San Francisco Federal Reserve Bank President Janet Yellen said Tuesday the current level of U.S. interest rates should boost the economy in the second half of 2008.
In remarks prepared for a speech to the CFA Institute conference in Vancouver, Yellen said recent inflation data had had been disappointing but that price pressures could ease as slow growth builds more slack into labor and product markets.
Yellen gave no indication that she favored another cut to benchmark interest rates, noting that the real federal funds rate is "at an accommodative level of around zero," or equal to the rate of inflation.
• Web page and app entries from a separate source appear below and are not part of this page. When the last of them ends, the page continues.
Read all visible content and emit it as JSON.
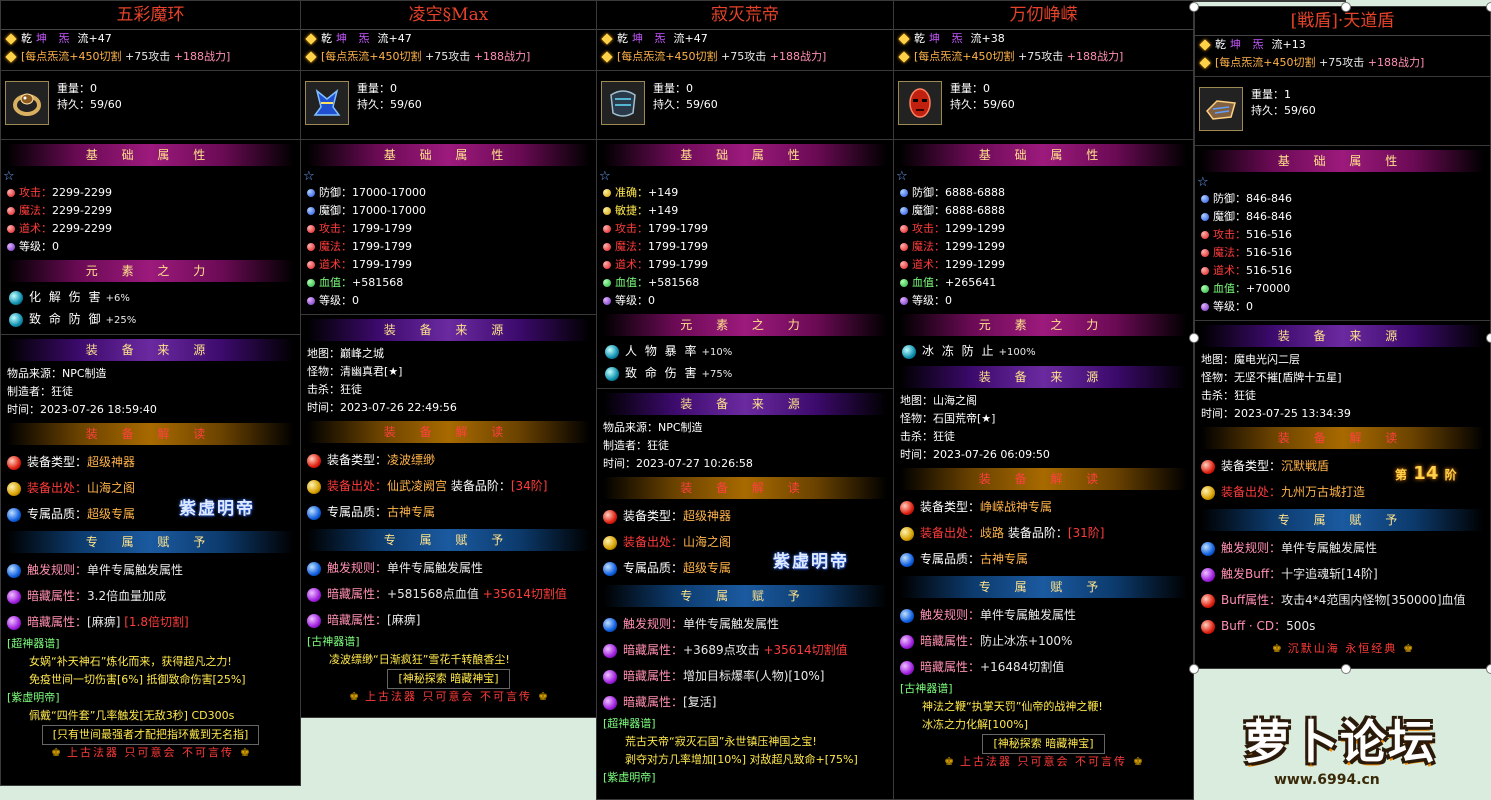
{
  "header_common": {
    "qian": "乾",
    "yinyang": "坤 炁",
    "liu": "流+",
    "bonus_a": "[每点炁流+450切割",
    "bonus_b": "+75攻击",
    "bonus_c": "+188战力]"
  },
  "labels": {
    "weight": "重量：",
    "durability": "持久：",
    "map": "地图：",
    "monster": "怪物：",
    "kill": "击杀：",
    "source": "物品来源：",
    "maker": "制造者：",
    "time": "时间："
  },
  "banners": {
    "basic": "基 础 属 性",
    "element": "元 素 之 力",
    "origin": "装 备 来 源",
    "decode": "装 备 解 读",
    "exclusive": "专 属 赋 予"
  },
  "badge": "紫虚明帝",
  "footer": "上古法器 只可意会 不可言传",
  "panels": [
    {
      "title": "五彩魔环",
      "level": "47",
      "weight": "0",
      "durability": "59/60",
      "stats": [
        {
          "label": "攻击：",
          "value": "2299-2299",
          "color": "#ff3b3b"
        },
        {
          "label": "魔法：",
          "value": "2299-2299",
          "color": "#ff3b3b"
        },
        {
          "label": "道术：",
          "value": "2299-2299",
          "color": "#ff3b3b"
        },
        {
          "label": "等级：",
          "value": "0",
          "color": "#ffffff"
        }
      ],
      "elements": [
        {
          "label": "化 解 伤 害",
          "value": "+6%"
        },
        {
          "label": "致 命 防 御",
          "value": "+25%"
        }
      ],
      "origin": {
        "source": "NPC制造",
        "maker": "狂徒",
        "time": "2023-07-26 18:59:40"
      },
      "decode": [
        {
          "label": "装备类型：",
          "value": "超级神器"
        },
        {
          "label": "装备出处：",
          "value": "山海之阁"
        },
        {
          "label": "专属品质：",
          "value": "超级专属"
        }
      ],
      "exclusive": [
        {
          "label": "触发规则：",
          "value": "单件专属触发属性"
        },
        {
          "label": "暗藏属性：",
          "value": "3.2倍血量加成"
        },
        {
          "label": "暗藏属性：",
          "value": "[麻痹]",
          "extra": "[1.8倍切割]"
        }
      ],
      "lore_title": "[超神器谱]",
      "lore": [
        "女娲“补天神石”炼化而来，获得超凡之力!",
        "免疫世间一切伤害[6%] 抵御致命伤害[25%]"
      ],
      "lore_title2": "[紫虚明帝]",
      "lore2": [
        "佩戴“四件套”几率触发[无敌3秒] CD300s"
      ],
      "boxed": "[只有世间最强者才配把指环戴到无名指]"
    },
    {
      "title": "凌空§Max",
      "level": "47",
      "weight": "0",
      "durability": "59/60",
      "stats": [
        {
          "label": "防御：",
          "value": "17000-17000",
          "color": "#ffffff"
        },
        {
          "label": "魔御：",
          "value": "17000-17000",
          "color": "#ffffff"
        },
        {
          "label": "攻击：",
          "value": "1799-1799",
          "color": "#ff3b3b"
        },
        {
          "label": "魔法：",
          "value": "1799-1799",
          "color": "#ff3b3b"
        },
        {
          "label": "道术：",
          "value": "1799-1799",
          "color": "#ff3b3b"
        },
        {
          "label": "血值：",
          "value": "+581568",
          "color": "#7cff7c"
        },
        {
          "label": "等级：",
          "value": "0",
          "color": "#ffffff"
        }
      ],
      "origin": {
        "map": "巅峰之城",
        "monster": "清幽真君[★]",
        "kill": "狂徒",
        "time": "2023-07-26 22:49:56"
      },
      "decode": [
        {
          "label": "装备类型：",
          "value": "凌波缥缈"
        },
        {
          "label": "装备出处：",
          "value": "仙武凌阙宫",
          "extra_label": "装备品阶：",
          "extra": "[34阶]"
        },
        {
          "label": "专属品质：",
          "value": "古神专属"
        }
      ],
      "exclusive": [
        {
          "label": "触发规则：",
          "value": "单件专属触发属性"
        },
        {
          "label": "暗藏属性：",
          "value": "+581568点血值",
          "extra": "+35614切割值"
        },
        {
          "label": "暗藏属性：",
          "value": "[麻痹]"
        }
      ],
      "lore_title": "[古神器谱]",
      "lore": [
        "凌波缥缈“日渐疯狂”雪花千转酿香尘!"
      ],
      "boxed": "[神秘探索 暗藏神宝]"
    },
    {
      "title": "寂灭荒帝",
      "level": "47",
      "weight": "0",
      "durability": "59/60",
      "stats": [
        {
          "label": "准确：",
          "value": "+149",
          "color": "#ffe84d"
        },
        {
          "label": "敏捷：",
          "value": "+149",
          "color": "#ffe84d"
        },
        {
          "label": "攻击：",
          "value": "1799-1799",
          "color": "#ff3b3b"
        },
        {
          "label": "魔法：",
          "value": "1799-1799",
          "color": "#ff3b3b"
        },
        {
          "label": "道术：",
          "value": "1799-1799",
          "color": "#ff3b3b"
        },
        {
          "label": "血值：",
          "value": "+581568",
          "color": "#7cff7c"
        },
        {
          "label": "等级：",
          "value": "0",
          "color": "#ffffff"
        }
      ],
      "elements": [
        {
          "label": "人 物 暴 率",
          "value": "+10%"
        },
        {
          "label": "致 命 伤 害",
          "value": "+75%"
        }
      ],
      "origin": {
        "source": "NPC制造",
        "maker": "狂徒",
        "time": "2023-07-27 10:26:58"
      },
      "decode": [
        {
          "label": "装备类型：",
          "value": "超级神器"
        },
        {
          "label": "装备出处：",
          "value": "山海之阁"
        },
        {
          "label": "专属品质：",
          "value": "超级专属"
        }
      ],
      "exclusive": [
        {
          "label": "触发规则：",
          "value": "单件专属触发属性"
        },
        {
          "label": "暗藏属性：",
          "value": "+3689点攻击",
          "extra": "+35614切割值"
        },
        {
          "label": "暗藏属性：",
          "value": "增加目标爆率(人物)[10%]"
        },
        {
          "label": "暗藏属性：",
          "value": "[复活]"
        }
      ],
      "lore_title": "[超神器谱]",
      "lore": [
        "荒古天帝“寂灭石国”永世镇压神国之宝!",
        "剥夺对方几率增加[10%] 对敌超凡致命+[75%]"
      ],
      "lore_title2": "[紫虚明帝]"
    },
    {
      "title": "万仞峥嵘",
      "level": "38",
      "weight": "0",
      "durability": "59/60",
      "stats": [
        {
          "label": "防御：",
          "value": "6888-6888",
          "color": "#ffffff"
        },
        {
          "label": "魔御：",
          "value": "6888-6888",
          "color": "#ffffff"
        },
        {
          "label": "攻击：",
          "value": "1299-1299",
          "color": "#ff3b3b"
        },
        {
          "label": "魔法：",
          "value": "1299-1299",
          "color": "#ff3b3b"
        },
        {
          "label": "道术：",
          "value": "1299-1299",
          "color": "#ff3b3b"
        },
        {
          "label": "血值：",
          "value": "+265641",
          "color": "#7cff7c"
        },
        {
          "label": "等级：",
          "value": "0",
          "color": "#ffffff"
        }
      ],
      "elements": [
        {
          "label": "冰 冻 防 止",
          "value": "+100%"
        }
      ],
      "origin": {
        "map": "山海之阁",
        "monster": "石国荒帝[★]",
        "kill": "狂徒",
        "time": "2023-07-26 06:09:50"
      },
      "decode": [
        {
          "label": "装备类型：",
          "value": "峥嵘战神专属"
        },
        {
          "label": "装备出处：",
          "value": "歧路",
          "extra_label": "装备品阶：",
          "extra": "[31阶]"
        },
        {
          "label": "专属品质：",
          "value": "古神专属"
        }
      ],
      "exclusive": [
        {
          "label": "触发规则：",
          "value": "单件专属触发属性"
        },
        {
          "label": "暗藏属性：",
          "value": "防止冰冻+100%"
        },
        {
          "label": "暗藏属性：",
          "value": "+16484切割值"
        }
      ],
      "lore_title": "[古神器谱]",
      "lore": [
        "神法之鞭“执掌天罚”仙帝的战神之鞭!",
        "冰冻之力化解[100%]"
      ],
      "boxed": "[神秘探索 暗藏神宝]"
    },
    {
      "title": "[戦盾]·天道盾",
      "level": "13",
      "weight": "1",
      "durability": "59/60",
      "stats": [
        {
          "label": "防御：",
          "value": "846-846",
          "color": "#ffffff"
        },
        {
          "label": "魔御：",
          "value": "846-846",
          "color": "#ffffff"
        },
        {
          "label": "攻击：",
          "value": "516-516",
          "color": "#ff3b3b"
        },
        {
          "label": "魔法：",
          "value": "516-516",
          "color": "#ff3b3b"
        },
        {
          "label": "道术：",
          "value": "516-516",
          "color": "#ff3b3b"
        },
        {
          "label": "血值：",
          "value": "+70000",
          "color": "#7cff7c"
        },
        {
          "label": "等级：",
          "value": "0",
          "color": "#ffffff"
        }
      ],
      "origin": {
        "map": "魔电光闪二层",
        "monster": "无坚不摧[盾牌十五星]",
        "kill": "狂徒",
        "time": "2023-07-25 13:34:39"
      },
      "decode": [
        {
          "label": "装备类型：",
          "value": "沉默戦盾"
        },
        {
          "label": "装备出处：",
          "value": "九州万古城打造"
        }
      ],
      "tier": {
        "pre": "第",
        "num": "14",
        "post": "阶"
      },
      "exclusive": [
        {
          "label": "触发规则：",
          "value": "单件专属触发属性"
        },
        {
          "label": "触发Buff：",
          "value": "十字追魂斩[14阶]"
        },
        {
          "label": "Buff属性：",
          "value": "攻击4*4范围内怪物[350000]血值"
        },
        {
          "label": "Buff · CD：",
          "value": "500s"
        }
      ],
      "footer": "沉默山海 永恒经典"
    }
  ],
  "watermark": {
    "name": "萝卜论坛",
    "url": "www.6994.cn"
  }
}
"I consider the current level of monetary accommodation to be appropriate. That, together with the fiscal package, should be sufficient to promote a gradual step up to moderate economic growth later this year," she said.
Yellen said the economy is pinned down by the "grim trio" of the credit crunch, the ongoing housing downturn and high commodity prices. "Activity is weak across most sectors of the economy," she said, with risks to the growth outlook still unusually large.
Yellen is not a voting member of the Federal Open Market Committee in 2008.
The Fed's interest rate cuts and moves to pump liquidity into the financial system "have mitigated the worst effects of the credit crunch," she said.
A copy of Yellen's remarks was made available in advance.